Level 3 Wary of VOIP Regulation

Issues over whether voice-over-IP (VOIP) services should be regulated in the same way as traditional telephone services reared their ugly heads today in an earnings conference call for Level 3 Communications Inc. (Nasdaq: LVLT).

Level 3 announced that it has swung to a positive cash-flow in its third quarter, but it warned that hurdles around VOIP regulation need to be settled swiftly and fairly in order for the market to blossom (see Level 3 Reports Q3 Loss). The company reported a net loss for the quarter of $247 million, or 38 cents a share, compared with a loss of $299 million, or 73 cents a share, a year earlier. Revenues totaled $874 million, in line with its recently reduced guidance, but below its year-ago revenues of $1.05 billion.

The company said it cut 380 positions, or 21 percent of the work force during the quarter, which helped it achieve the $40 million in cash flow against a year-ago $34 million outflow.

During its earnings call Thursday, one analyst raised concerns about potential VOIP regulations and how these might affect Level 3’s business going forward.

Get the full story on Boardwatch.

— Jo Maitland, Senior Editor, Boardwatch

telebud 12/4/2012 | 11:19:15 PM
re: Level 3 Wary of VOIP Regulation Regulators are especially concerned that some companies do not offer reliable 911 service.

``What happens if a 15-year-old is using a VoIP phone,'' Mickiewicz said, ``and fire breaks out and the kid can't call 911? Who's going to get the blame? People will be saying, `Why weren't they regulated?' ''

>>this is LIKE totally stupid..
LIKE you think CELL PHONES are going to disappear
or something?
Even my grandma has a cell phone.
>>sounds like a government beurocrat that would
use some argument like 911 calls.
>>Gov wants regulation because they want to
tax VOIP calls.
>>States like Calif are in the battle too they
also want piece of action.

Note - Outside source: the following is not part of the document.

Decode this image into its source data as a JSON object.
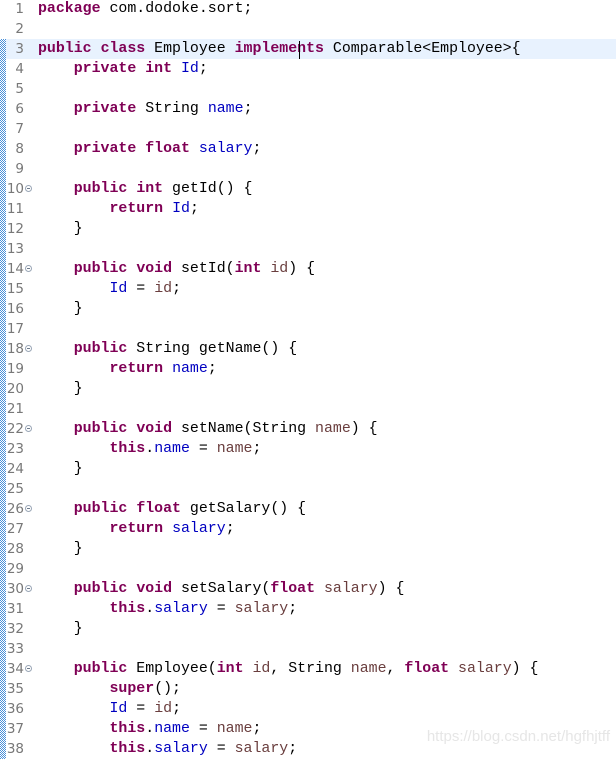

aswath 12/4/2012 | 11:19:08 PM
re: Level 3 Wary of VOIP Regulation For those who advocate no regulation whatsoever on VoIP service providers, please consider an analogous situation: a start-up called Eclipse Aviation Corp. is building a twin-engine jet with the potential of upending the aviation industry - increase competition, reduce air fares, support small airports. Should they be regulated or be allowed to grow unfettered because it is a "disruptive technology" and going to benefit the consumers? For the record, Eclipse is working with FAA in developing appropriate regulations for these "airtaxis" and making sure that the pilots are properly trained, because they are "acutely aware of the damage that an untoward incident could do to a nascent airplane program".

telebud 12/4/2012 | 11:19:07 PM
re: Level 3 Wary of VOIP Regulation your talking apples and oranges.
When gov regulations make sense fot the public
safety that's one issue by it self.
When gov wants to strangle business with more regulations and pick consumer's pocketbooks that's something else.
Course we live in a 'FREE MARKET' place right?
If Edison were alive today and tried to invent
the light bulb we'd all be in the dark.
Sign In